The Picture Show Man is gently nostalgic. It’s another episodic tale set in Australia’s past about a lovable old man (representing Britain and traditionalism) that has difficulty accepting change, and a younger man (Australia) who must learn to stand on his feet.Director John Power and writer-producer Joan Long make the period setting believable - art direction and costumes are also fine. John Meillon is just right as the showman, and John Ewart entertaining as his pianist. Harold Hopkins from Don’s Party plays Meillon’s son. Rod Taylor is well cast as Pym’s American rival, although he doesn’t have a great deal to do. Judy Morris is odd (too old perhaps for the role?) as a flighty dance instructor.

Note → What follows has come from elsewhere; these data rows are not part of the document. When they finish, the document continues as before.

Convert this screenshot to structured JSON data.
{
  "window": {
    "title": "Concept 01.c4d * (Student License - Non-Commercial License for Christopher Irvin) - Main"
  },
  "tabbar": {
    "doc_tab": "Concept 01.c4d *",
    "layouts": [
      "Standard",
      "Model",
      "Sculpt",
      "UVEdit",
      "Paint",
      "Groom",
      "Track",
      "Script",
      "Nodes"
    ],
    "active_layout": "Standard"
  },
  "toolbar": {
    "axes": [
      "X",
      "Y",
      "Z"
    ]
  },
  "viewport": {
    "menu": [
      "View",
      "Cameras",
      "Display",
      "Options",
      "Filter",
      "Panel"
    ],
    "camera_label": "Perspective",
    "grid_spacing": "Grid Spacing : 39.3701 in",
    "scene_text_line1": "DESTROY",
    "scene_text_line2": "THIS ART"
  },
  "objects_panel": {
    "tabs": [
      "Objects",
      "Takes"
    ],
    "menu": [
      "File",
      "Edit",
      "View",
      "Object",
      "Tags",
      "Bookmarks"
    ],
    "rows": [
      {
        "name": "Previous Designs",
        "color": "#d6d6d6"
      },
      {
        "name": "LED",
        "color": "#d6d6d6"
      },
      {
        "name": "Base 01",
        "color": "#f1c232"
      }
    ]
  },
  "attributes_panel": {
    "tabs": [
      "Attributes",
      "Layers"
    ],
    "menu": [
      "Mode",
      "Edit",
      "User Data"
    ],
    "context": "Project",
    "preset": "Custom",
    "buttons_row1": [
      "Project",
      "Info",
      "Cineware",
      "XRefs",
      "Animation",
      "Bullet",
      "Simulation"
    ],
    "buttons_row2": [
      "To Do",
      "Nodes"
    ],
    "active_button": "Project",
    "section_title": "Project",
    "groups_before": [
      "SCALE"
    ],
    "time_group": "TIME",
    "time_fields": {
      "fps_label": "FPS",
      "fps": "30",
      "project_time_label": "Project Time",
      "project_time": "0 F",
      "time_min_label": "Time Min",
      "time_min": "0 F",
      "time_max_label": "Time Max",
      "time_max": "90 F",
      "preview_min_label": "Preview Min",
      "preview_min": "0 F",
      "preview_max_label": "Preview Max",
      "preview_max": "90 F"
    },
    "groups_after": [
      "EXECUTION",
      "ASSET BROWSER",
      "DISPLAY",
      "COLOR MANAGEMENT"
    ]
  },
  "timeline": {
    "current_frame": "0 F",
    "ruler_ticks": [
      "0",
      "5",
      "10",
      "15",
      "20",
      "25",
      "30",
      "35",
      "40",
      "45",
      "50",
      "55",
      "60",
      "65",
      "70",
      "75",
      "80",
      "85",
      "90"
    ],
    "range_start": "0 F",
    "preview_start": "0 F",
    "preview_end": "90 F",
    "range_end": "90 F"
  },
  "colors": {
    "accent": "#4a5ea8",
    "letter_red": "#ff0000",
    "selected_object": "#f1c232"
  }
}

The film’s chief problem is the script. Most Australians probably know nothing about the travelling cinema exhibitors of the silent and early sound era. The backdrop is fascinating, but the screenplay struggles to attach an interesting story to it. Occasionally, The Picture Show Man just seems to run out of steam.A lively score from Peter Best (including a jaunty theme song) helps move the film over the slow patches.